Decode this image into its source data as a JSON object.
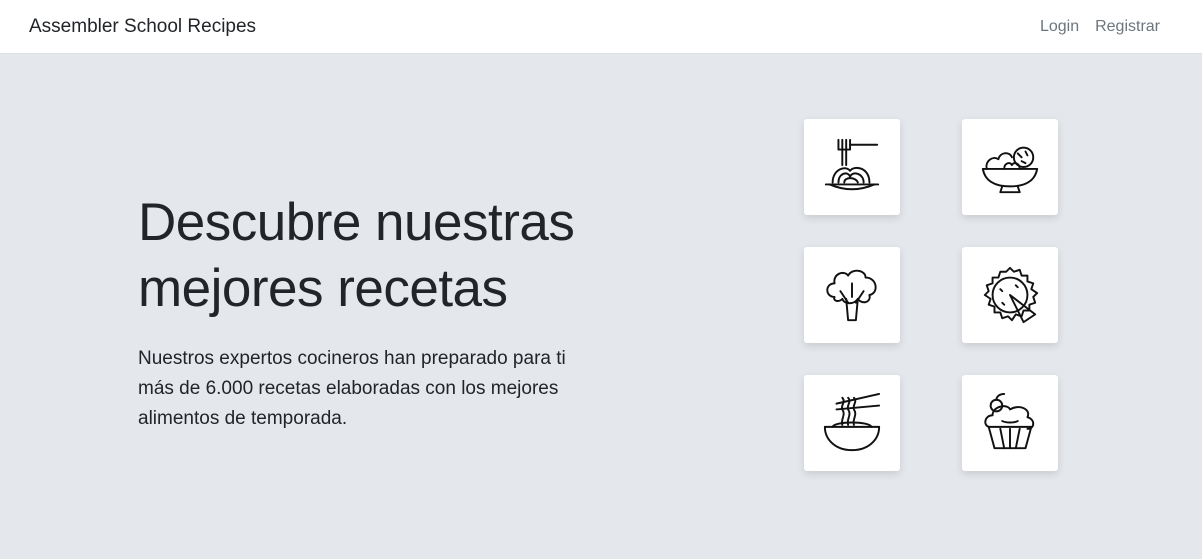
{
  "navbar": {
    "brand": "Assembler School Recipes",
    "links": [
      {
        "label": "Login"
      },
      {
        "label": "Registrar"
      }
    ]
  },
  "hero": {
    "title_line1": "Descubre nuestras",
    "title_line2": "mejores recetas",
    "subtitle": "Nuestros expertos cocineros han preparado para ti más de 6.000 recetas elaboradas con los mejores alimentos de temporada."
  },
  "categories": [
    {
      "icon": "spaghetti-icon"
    },
    {
      "icon": "salad-bowl-icon"
    },
    {
      "icon": "broccoli-icon"
    },
    {
      "icon": "pie-icon"
    },
    {
      "icon": "noodle-bowl-icon"
    },
    {
      "icon": "cupcake-icon"
    }
  ],
  "colors": {
    "background": "#e4e7ec",
    "navbar": "#ffffff",
    "link": "#6c757d",
    "text": "#212529"
  }
}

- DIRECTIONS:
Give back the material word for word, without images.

- SOLUTION TO THE PROBLEM:
Decode this image into its source data as a JSON object.
{
  "navbar": {
    "brand": "Assembler School Recipes",
    "links": [
      {
        "label": "Login"
      },
      {
        "label": "Registrar"
      }
    ]
  },
  "hero": {
    "title_line1": "Descubre nuestras",
    "title_line2": "mejores recetas",
    "subtitle": "Nuestros expertos cocineros han preparado para ti más de 6.000 recetas elaboradas con los mejores alimentos de temporada."
  },
  "categories": [
    {
      "icon": "spaghetti-icon"
    },
    {
      "icon": "salad-bowl-icon"
    },
    {
      "icon": "broccoli-icon"
    },
    {
      "icon": "pie-icon"
    },
    {
      "icon": "noodle-bowl-icon"
    },
    {
      "icon": "cupcake-icon"
    }
  ],
  "colors": {
    "background": "#e4e7ec",
    "navbar": "#ffffff",
    "link": "#6c757d",
    "text": "#212529"
  }
}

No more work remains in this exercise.